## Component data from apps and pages

↓↓↓

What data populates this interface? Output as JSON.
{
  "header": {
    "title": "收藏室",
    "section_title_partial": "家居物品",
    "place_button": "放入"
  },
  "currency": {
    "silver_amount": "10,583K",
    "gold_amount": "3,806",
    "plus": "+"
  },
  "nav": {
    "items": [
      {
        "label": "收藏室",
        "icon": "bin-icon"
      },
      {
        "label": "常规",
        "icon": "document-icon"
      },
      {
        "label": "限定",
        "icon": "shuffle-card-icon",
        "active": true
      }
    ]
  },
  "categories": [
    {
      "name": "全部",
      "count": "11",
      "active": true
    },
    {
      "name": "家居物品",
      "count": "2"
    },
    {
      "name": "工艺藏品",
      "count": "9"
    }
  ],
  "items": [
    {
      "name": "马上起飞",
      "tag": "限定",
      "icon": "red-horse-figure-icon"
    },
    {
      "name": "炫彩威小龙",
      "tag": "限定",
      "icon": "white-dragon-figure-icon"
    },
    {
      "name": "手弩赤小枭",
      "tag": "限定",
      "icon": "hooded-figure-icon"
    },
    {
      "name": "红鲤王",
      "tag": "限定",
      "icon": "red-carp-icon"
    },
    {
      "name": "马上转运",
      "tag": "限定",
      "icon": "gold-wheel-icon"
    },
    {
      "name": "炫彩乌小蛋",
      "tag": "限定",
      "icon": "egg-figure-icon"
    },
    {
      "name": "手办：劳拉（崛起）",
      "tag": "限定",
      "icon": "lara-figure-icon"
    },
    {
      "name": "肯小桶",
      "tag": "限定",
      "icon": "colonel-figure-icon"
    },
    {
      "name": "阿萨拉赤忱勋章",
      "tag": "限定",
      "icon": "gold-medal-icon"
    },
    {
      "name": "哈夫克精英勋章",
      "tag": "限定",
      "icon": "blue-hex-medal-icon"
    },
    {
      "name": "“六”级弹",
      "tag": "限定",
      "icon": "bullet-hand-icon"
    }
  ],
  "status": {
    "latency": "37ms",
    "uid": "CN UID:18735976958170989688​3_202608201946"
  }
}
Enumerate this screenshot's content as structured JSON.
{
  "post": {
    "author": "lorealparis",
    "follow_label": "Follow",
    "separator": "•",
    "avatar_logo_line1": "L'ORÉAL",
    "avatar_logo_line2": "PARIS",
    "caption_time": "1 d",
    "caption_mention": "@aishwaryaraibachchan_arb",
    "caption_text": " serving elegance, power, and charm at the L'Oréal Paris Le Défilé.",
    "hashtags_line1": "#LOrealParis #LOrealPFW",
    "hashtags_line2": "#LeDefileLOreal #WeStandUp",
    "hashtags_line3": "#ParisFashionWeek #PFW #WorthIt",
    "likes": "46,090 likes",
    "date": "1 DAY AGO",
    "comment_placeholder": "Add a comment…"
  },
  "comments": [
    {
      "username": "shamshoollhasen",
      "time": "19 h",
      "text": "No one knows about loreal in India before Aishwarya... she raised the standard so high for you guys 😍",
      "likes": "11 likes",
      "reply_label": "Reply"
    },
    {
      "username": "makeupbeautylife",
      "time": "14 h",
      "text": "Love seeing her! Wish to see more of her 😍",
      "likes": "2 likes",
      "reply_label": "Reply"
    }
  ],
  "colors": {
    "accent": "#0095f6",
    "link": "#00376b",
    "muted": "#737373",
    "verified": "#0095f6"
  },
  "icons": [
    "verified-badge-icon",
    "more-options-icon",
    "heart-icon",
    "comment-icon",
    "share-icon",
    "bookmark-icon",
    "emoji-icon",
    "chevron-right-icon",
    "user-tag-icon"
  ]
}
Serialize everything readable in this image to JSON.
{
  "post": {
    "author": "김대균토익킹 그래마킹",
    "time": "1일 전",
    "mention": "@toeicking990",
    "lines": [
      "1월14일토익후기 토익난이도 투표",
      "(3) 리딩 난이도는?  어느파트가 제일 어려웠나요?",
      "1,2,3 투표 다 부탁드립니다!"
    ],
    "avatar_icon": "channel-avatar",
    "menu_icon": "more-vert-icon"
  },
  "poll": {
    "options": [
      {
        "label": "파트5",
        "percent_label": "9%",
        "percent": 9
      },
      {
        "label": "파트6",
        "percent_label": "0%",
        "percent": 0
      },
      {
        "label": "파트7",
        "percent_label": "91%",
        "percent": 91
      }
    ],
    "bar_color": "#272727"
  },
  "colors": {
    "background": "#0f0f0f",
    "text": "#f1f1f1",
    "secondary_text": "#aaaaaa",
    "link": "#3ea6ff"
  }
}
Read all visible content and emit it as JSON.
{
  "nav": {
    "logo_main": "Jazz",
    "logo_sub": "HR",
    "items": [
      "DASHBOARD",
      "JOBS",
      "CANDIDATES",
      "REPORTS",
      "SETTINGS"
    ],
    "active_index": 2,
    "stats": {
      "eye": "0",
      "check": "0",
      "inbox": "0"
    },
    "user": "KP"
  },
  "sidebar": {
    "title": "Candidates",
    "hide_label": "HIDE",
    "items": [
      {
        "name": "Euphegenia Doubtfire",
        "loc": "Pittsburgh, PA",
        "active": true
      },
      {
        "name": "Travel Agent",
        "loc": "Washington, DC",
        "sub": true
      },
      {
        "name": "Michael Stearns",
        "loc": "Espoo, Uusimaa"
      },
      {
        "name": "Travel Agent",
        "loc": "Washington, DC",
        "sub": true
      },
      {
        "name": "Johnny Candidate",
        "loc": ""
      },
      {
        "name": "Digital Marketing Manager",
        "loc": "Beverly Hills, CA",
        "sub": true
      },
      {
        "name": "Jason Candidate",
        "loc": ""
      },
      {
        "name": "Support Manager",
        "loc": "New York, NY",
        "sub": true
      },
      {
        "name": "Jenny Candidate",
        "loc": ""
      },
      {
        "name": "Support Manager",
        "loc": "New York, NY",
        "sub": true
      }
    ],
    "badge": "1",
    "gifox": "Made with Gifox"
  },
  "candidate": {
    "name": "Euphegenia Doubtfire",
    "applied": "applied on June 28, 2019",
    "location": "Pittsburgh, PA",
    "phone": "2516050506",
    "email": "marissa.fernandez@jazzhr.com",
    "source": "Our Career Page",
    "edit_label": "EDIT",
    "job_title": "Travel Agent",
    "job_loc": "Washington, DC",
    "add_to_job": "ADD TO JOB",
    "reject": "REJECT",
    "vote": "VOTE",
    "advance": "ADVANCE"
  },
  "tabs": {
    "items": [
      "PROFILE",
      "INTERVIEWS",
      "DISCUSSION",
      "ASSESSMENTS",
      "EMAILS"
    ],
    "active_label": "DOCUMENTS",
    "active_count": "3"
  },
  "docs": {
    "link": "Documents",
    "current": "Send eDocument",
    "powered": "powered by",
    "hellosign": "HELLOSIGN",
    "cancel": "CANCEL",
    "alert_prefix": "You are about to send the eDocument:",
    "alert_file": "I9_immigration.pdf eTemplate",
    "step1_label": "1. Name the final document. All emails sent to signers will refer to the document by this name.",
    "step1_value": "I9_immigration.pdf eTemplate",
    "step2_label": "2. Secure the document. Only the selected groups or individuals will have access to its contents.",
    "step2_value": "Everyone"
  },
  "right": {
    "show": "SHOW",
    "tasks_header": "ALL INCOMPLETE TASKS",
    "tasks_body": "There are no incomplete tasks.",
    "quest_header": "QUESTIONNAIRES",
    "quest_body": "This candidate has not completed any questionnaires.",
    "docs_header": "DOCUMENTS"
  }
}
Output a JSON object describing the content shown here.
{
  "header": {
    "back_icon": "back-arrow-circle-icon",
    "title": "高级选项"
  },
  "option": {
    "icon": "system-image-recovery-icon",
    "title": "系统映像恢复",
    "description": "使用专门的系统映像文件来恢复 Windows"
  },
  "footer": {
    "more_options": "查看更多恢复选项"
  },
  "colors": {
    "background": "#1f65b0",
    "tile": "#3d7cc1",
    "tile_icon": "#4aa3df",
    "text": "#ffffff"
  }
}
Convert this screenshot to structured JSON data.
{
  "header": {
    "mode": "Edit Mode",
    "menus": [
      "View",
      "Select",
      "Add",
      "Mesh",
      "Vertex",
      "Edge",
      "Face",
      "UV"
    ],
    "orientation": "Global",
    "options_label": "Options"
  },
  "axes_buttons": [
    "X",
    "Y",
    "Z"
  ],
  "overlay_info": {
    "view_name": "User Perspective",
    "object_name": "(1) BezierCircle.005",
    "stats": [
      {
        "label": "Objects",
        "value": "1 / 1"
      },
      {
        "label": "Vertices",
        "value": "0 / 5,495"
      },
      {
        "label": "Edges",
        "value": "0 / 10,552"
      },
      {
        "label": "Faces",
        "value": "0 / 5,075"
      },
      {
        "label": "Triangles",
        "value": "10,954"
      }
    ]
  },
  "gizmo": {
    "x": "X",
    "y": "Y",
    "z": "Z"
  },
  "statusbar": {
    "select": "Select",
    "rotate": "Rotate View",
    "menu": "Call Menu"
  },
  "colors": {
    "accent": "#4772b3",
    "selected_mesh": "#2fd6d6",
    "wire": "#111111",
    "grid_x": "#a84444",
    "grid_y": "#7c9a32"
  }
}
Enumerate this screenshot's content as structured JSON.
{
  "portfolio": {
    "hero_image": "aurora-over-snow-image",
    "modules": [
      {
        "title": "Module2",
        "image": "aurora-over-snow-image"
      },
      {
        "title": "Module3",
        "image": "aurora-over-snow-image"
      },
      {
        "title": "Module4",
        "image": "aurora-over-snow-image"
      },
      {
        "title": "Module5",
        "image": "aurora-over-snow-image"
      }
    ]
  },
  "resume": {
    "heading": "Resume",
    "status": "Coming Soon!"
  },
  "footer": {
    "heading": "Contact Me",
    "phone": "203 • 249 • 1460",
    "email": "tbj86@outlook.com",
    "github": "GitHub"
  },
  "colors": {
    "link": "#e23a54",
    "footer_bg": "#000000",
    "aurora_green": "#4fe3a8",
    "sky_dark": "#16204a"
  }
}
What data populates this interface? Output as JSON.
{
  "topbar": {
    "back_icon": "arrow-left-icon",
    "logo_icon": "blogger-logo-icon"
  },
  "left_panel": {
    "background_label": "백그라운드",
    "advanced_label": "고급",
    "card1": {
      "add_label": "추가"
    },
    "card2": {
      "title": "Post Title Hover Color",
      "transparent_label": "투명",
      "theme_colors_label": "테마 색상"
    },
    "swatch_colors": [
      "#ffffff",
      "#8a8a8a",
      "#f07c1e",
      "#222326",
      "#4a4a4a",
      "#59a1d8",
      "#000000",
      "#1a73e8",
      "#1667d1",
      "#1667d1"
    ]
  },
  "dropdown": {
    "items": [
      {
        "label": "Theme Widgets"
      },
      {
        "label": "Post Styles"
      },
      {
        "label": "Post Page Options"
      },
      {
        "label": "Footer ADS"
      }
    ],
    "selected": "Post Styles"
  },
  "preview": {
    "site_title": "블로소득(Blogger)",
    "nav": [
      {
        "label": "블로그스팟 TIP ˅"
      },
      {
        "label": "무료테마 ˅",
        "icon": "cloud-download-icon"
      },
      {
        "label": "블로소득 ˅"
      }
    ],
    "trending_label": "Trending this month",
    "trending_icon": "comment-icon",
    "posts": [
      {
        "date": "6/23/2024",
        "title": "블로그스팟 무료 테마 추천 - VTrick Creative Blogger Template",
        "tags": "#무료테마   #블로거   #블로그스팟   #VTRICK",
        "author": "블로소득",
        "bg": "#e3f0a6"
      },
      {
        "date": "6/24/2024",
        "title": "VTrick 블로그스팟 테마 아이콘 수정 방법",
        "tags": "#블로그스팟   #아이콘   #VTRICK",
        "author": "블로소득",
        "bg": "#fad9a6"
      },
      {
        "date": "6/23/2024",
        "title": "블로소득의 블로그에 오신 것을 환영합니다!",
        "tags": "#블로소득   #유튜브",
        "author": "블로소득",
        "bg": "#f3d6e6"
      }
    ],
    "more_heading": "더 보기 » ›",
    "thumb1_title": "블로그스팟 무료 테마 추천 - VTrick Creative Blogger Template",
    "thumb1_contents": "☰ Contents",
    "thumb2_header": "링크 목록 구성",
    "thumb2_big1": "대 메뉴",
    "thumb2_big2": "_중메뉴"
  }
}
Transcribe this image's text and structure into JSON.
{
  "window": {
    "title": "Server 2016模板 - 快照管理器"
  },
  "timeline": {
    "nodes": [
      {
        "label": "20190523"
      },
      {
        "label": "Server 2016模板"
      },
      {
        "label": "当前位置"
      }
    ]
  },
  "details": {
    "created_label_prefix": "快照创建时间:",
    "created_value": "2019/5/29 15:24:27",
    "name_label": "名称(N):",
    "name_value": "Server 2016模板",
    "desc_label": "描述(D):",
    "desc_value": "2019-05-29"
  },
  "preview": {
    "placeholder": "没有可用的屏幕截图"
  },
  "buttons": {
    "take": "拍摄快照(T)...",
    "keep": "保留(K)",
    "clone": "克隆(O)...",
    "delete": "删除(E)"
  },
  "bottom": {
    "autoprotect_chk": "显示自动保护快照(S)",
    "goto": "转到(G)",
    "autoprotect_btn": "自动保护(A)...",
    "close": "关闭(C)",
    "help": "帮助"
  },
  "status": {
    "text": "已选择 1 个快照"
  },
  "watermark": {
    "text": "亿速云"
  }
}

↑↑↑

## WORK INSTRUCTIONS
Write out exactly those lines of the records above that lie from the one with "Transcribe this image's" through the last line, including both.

## WRITTEN RESPONSE
Transcribe this image's text and structure into JSON.
{
  "window": {
    "title": "Server 2016模板 - 快照管理器"
  },
  "timeline": {
    "nodes": [
      {
        "label": "20190523"
      },
      {
        "label": "Server 2016模板"
      },
      {
        "label": "当前位置"
      }
    ]
  },
  "details": {
    "created_label_prefix": "快照创建时间:",
    "created_value": "2019/5/29 15:24:27",
    "name_label": "名称(N):",
    "name_value": "Server 2016模板",
    "desc_label": "描述(D):",
    "desc_value": "2019-05-29"
  },
  "preview": {
    "placeholder": "没有可用的屏幕截图"
  },
  "buttons": {
    "take": "拍摄快照(T)...",
    "keep": "保留(K)",
    "clone": "克隆(O)...",
    "delete": "删除(E)"
  },
  "bottom": {
    "autoprotect_chk": "显示自动保护快照(S)",
    "goto": "转到(G)",
    "autoprotect_btn": "自动保护(A)...",
    "close": "关闭(C)",
    "help": "帮助"
  },
  "status": {
    "text": "已选择 1 个快照"
  },
  "watermark": {
    "text": "亿速云"
  }
}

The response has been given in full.